Tax Loss Carry Forward Explained
How to Carry a Net Operating Loss From One Tax Year to Another
A tax loss isn't necessarily all bad news. If you have a tax loss in one year, you might be able to use that loss to offset profits in future years, to minimize taxes for your business in those years. This technique is called a tax loss carry forward because it takes a tax loss in one year and carries it into a future year.
New Tax Law Eliminates Tax Loss Carryback
"Most taxpayers no longer have the option to carry back a net operating loss (NOL). For most taxpayers, NOLs arising in tax years ending after 2017 can only be carried forward. The 2-year carryback rule in effect before 2018, generally, does not apply to NOLs arising in tax years ending after December 31, 2017."
This article discusses the new limits on tax loss carryforward requirements and how businesses may carry forward tax losses to future years.
What is a Tax Loss?
A tax loss, otherwise known as a Net Operating Loss (NOL), is the opposite of a profit (net income). A business has a loss when expense deductions are greater than income. The word "operating" is key, because these losses must come from the business's regular operations.
Net operating losses are allowed for individuals, not businesses. The loss must be included on the business owner's personal tax return. For this reason, businesses can take an NOL if they are some types of pass-through businesses - sole proprietors or single-member LLCs, but not general partnerships, S corporations, or corporations. Individual partners or S corporation owners may claim their share of the loss on their personal tax return.
What is a Tax Loss Carry Forward?
A Tax Loss Carry Forward carries a tax loss from a business over to a future year of profit. For losses arising in taxable years beginning after Dec. 31, 2017, the net operating loss carryover is limited to 80 percent of taxable income (determined without regard to the deduction).
In years before 2018, tax loss carryforwards could only be used for 20 years, but under the new tax law, tax losses may be carried forward indefinitely.
You may also be able to claim a tax loss against state income taxes. The amount and restrictions vary by state. Check with your state's tax department for details.
Who Can Use a Tax Loss Carry Forward?
Individual taxpayers may also use a tax loss carry forward for several different purposes. For example, if you have made excess contributions to a state's 529 plan (saving for education costs) you can't deduct the excess amount, but you may be able to carry the amount over to future years, subject to the 80 percent limit.
How to Claim a Tax Loss Carry Forward
Here's the general process for determining whether you want to take a tax loss carry forward.
- First, complete the tax return for your business type and make sure your business type allows the tax loss carryover provision.
- Then determine if you have a net operating loss. There is a (complicated) calculation used to determine an NOL.
- If you have more in a net loss than the profit in one year, you may be able to carry over the unused NOL to the next carryforward year. Then you will need to apply the 80 percent limit.
- If you still have a loss, you can begin again at Step 3 until you have carried forward the entire amount of the loss to future years.

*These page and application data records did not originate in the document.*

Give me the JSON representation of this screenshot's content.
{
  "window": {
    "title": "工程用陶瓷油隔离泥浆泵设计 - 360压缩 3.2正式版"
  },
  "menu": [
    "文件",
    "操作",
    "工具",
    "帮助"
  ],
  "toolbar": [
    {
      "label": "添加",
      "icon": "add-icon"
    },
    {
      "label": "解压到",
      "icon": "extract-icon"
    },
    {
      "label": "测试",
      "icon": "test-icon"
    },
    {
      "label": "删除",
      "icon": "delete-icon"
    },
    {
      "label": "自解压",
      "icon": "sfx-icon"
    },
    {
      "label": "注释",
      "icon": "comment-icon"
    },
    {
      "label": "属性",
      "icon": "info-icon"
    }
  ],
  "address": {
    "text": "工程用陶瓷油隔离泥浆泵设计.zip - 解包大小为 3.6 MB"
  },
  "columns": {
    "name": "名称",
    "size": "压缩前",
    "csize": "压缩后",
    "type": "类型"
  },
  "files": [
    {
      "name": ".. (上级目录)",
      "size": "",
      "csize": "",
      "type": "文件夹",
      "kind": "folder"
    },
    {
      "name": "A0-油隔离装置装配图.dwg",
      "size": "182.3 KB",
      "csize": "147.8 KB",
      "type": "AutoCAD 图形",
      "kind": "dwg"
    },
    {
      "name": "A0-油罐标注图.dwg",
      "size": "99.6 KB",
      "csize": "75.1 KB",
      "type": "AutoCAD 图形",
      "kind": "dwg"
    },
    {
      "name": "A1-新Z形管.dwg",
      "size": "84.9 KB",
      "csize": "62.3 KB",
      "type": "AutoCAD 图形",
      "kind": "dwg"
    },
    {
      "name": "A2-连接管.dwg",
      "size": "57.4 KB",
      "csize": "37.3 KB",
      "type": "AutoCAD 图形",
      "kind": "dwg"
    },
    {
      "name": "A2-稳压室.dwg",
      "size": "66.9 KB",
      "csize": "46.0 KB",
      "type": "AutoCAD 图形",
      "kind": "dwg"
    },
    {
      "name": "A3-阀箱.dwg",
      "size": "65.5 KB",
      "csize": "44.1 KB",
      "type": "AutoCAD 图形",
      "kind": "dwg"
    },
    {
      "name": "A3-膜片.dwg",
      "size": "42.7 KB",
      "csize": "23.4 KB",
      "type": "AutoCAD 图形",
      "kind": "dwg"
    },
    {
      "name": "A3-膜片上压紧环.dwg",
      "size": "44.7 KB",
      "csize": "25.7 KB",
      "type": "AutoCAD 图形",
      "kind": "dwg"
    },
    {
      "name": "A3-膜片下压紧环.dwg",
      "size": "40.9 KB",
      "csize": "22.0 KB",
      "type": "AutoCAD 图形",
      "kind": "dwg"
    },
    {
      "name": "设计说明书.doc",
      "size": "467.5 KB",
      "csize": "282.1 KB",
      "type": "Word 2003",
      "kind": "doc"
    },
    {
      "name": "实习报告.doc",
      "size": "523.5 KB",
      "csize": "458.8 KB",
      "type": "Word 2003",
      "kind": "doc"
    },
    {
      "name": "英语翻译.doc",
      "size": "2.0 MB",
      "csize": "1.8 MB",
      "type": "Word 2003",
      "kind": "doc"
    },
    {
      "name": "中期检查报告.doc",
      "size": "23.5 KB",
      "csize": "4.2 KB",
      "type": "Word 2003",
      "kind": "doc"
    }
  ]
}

There are many rules and exceptions for claiming a tax loss carry forward. That's another reason for making sure you get the help of a tax professional for this process. IRS Publication 536 - Net Operating Losses (NOL's) for Individuals, Estates, and Trusts has more details on how to calculate a Net Operating Loss, how to apply the loss to your tax return, and how to carry it forward to future years.
Be sure to keep excellent records of all tax claims.
You should keep records for any tax year that generates an NOL for three years after the carry forward expires.
The information contained in this article is not tax or legal advice. Laws and tax regulations change, and there are many complicated restrictions and qualifications.